The Wisconsin Dairy Business Association press release quotes Indiana farmer LuAnn Troxel who said, “My opposition to supply management stems from a fundamental belief in our free market system, as I think farmers should have the ability to make their own choices. I have a personal desire to have optimal expansion options to accommodate our sons' desires to join our dairy operation.”
Troxel and her husband milk 130 cows and operate a large animal veterinary practice from their home in northwest Indiana.
Gordon Speirs, a third-generation dairyman, along with his wife Cathy and sons Travis and Tyler, own and operate Shiloh Dairy LLC. The Speirs family moved their operations from Alberta, Canada to Brillion, Wis., in 2003. Shiloh Dairy is a 1,500 cow dairy and is in the process of expanding towards 2,100 cows over the next two years. In Canada, Gordon served as chairman of the local milk producers association and served on the provincial promotion board as well.
“I am opposed to supply management because once regulations are in place and found to be not working, the government will do their best to try to fix it with more regulations,” said Speirs. “This was my experience in Canada with the quota system and I expect it will not be different here.”
“Dairy farmers in Wisconsin could have been penalized up to $18,000 had this program been in effect now,” noted Jerry Meissner, president of the Board of Directors for the Wisconsin Dairy Business Association, and owner of Norm-E-Lane, Inc., a 2,000-cow operation near Chili, Wisconsin. “This is bad news for Wisconsin.”
A bipartisan compromise amendment proposed by Reps. Bob Goodlatte (R-VA) and David Scott (D-GA) would remove the stabilization provision, and also would provide dairy farmers with the ability to obtain margin insurance, with catastrophic coverage, as a risk management tool for times of low milk prices and high feed costs like we are saying now.
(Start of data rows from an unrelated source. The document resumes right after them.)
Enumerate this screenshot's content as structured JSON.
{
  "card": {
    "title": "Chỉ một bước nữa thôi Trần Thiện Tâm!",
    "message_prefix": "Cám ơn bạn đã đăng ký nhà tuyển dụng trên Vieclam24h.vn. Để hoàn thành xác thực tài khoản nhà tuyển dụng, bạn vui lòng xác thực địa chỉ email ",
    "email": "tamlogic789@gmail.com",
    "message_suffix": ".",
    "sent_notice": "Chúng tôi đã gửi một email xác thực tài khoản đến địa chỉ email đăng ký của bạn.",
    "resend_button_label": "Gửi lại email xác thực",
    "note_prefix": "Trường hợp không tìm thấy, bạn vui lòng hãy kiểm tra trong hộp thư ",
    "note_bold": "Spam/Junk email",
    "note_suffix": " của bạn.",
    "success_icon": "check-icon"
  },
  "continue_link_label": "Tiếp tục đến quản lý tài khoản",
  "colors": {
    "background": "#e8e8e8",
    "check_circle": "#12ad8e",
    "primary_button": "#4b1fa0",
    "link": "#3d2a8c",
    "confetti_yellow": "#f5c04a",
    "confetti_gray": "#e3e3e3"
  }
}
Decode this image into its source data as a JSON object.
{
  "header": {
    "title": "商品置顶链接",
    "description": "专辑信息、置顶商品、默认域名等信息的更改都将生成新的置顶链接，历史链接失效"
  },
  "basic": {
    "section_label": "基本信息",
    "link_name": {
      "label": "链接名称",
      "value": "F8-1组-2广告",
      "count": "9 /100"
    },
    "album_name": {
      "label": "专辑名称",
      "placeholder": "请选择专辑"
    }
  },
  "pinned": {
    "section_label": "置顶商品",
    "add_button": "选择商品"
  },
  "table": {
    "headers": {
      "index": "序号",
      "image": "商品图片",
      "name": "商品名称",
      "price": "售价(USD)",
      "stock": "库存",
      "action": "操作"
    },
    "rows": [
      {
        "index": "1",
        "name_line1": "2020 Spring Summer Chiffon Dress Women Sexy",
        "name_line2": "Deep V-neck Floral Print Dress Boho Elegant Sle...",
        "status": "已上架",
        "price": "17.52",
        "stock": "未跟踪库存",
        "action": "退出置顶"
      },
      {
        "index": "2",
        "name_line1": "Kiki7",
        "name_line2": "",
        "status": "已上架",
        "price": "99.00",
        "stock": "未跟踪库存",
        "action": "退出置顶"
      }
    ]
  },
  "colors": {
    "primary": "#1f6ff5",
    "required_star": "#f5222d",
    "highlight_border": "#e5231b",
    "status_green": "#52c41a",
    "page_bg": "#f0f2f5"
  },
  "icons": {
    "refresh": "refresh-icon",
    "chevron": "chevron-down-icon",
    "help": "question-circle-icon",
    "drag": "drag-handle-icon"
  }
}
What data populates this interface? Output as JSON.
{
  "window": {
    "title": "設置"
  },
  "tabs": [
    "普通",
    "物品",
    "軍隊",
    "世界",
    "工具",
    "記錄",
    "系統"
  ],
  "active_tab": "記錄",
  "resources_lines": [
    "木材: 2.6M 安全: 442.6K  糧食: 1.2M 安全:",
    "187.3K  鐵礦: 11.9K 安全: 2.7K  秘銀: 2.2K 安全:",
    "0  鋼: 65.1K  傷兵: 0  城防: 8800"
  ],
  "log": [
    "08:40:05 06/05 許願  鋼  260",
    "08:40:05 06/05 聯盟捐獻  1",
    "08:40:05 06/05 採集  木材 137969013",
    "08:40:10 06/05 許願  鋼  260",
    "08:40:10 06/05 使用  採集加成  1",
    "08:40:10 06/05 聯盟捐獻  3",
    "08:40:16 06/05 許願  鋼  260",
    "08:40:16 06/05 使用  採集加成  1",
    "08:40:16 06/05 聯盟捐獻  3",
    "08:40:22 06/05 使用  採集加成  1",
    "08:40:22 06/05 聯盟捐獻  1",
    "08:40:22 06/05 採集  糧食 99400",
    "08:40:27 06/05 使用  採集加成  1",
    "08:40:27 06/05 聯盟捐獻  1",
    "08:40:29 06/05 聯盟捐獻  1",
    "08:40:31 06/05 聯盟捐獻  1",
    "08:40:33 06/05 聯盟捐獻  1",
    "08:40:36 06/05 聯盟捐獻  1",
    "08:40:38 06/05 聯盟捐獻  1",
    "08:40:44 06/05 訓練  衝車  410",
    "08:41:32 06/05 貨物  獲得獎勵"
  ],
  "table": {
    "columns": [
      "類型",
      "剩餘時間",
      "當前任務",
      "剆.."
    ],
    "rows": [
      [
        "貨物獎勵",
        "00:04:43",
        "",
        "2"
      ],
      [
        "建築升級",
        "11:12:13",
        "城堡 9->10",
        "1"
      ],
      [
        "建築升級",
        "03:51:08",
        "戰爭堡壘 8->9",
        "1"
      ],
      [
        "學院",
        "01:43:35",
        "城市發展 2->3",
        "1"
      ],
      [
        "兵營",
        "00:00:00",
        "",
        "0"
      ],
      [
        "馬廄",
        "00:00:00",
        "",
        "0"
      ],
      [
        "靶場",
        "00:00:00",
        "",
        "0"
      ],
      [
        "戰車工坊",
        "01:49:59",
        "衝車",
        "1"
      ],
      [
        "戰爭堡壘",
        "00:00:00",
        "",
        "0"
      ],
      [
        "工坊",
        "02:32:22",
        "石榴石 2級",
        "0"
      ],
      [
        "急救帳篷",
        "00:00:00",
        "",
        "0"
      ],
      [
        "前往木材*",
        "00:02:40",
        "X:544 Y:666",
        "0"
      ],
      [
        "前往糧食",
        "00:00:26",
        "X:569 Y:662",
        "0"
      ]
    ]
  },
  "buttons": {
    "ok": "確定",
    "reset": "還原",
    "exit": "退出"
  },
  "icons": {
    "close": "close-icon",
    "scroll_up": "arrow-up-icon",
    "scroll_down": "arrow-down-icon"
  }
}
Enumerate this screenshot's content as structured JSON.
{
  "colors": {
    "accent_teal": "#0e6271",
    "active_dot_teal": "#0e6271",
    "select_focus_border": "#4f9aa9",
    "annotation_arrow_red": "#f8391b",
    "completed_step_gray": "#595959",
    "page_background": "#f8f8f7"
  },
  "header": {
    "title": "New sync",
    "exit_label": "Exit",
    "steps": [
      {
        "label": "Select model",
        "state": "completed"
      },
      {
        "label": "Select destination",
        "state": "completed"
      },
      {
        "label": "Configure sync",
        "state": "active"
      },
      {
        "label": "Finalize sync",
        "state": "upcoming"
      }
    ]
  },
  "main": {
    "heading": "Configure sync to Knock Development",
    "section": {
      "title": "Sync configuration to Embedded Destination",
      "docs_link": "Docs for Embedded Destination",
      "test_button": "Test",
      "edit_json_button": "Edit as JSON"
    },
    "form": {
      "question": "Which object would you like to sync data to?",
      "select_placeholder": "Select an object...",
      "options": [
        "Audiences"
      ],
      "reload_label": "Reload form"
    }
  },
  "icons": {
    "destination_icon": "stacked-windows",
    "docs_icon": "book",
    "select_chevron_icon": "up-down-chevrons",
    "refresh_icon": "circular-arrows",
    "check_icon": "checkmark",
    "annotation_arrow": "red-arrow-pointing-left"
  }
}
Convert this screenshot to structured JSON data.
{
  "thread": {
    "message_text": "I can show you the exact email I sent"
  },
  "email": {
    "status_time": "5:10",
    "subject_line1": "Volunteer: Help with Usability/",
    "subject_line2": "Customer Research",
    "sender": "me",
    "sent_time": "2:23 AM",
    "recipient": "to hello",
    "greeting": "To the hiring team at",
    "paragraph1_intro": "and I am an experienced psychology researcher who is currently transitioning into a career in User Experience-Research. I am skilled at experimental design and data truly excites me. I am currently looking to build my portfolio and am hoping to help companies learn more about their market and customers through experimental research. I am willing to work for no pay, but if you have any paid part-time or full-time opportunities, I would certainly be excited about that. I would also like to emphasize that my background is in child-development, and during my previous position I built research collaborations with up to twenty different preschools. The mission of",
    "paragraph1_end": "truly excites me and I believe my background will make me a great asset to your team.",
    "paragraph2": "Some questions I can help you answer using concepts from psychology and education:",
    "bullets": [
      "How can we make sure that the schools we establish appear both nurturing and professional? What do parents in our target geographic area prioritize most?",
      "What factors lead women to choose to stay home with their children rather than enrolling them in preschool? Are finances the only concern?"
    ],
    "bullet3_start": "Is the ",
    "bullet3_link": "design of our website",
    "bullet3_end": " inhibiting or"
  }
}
The amendment is expected to be offered and voted upon when the full House considers the Farm Bill, likely in the lame duck session that will begin in November.
According to the Wisconsin Dairy Business Association, dairy producer organizations opposed to the supply management scheme include:
- California Dairies, Inc.
- Dairy Business Milk Marketing Cooperative
- Dairy Policy Action Coalition
- National All-Jersey, Inc.
- North East Dairy Producers Association, Inc.
- Wisconsin Dairy Business Association
- Minnesota Milk Producers
- Alliance Dairies (Florida)
- Board of Directors of Bongards’ Creameries (Minnesota)
- First District Association (Minnesota)
- High Desert Milk (Idaho)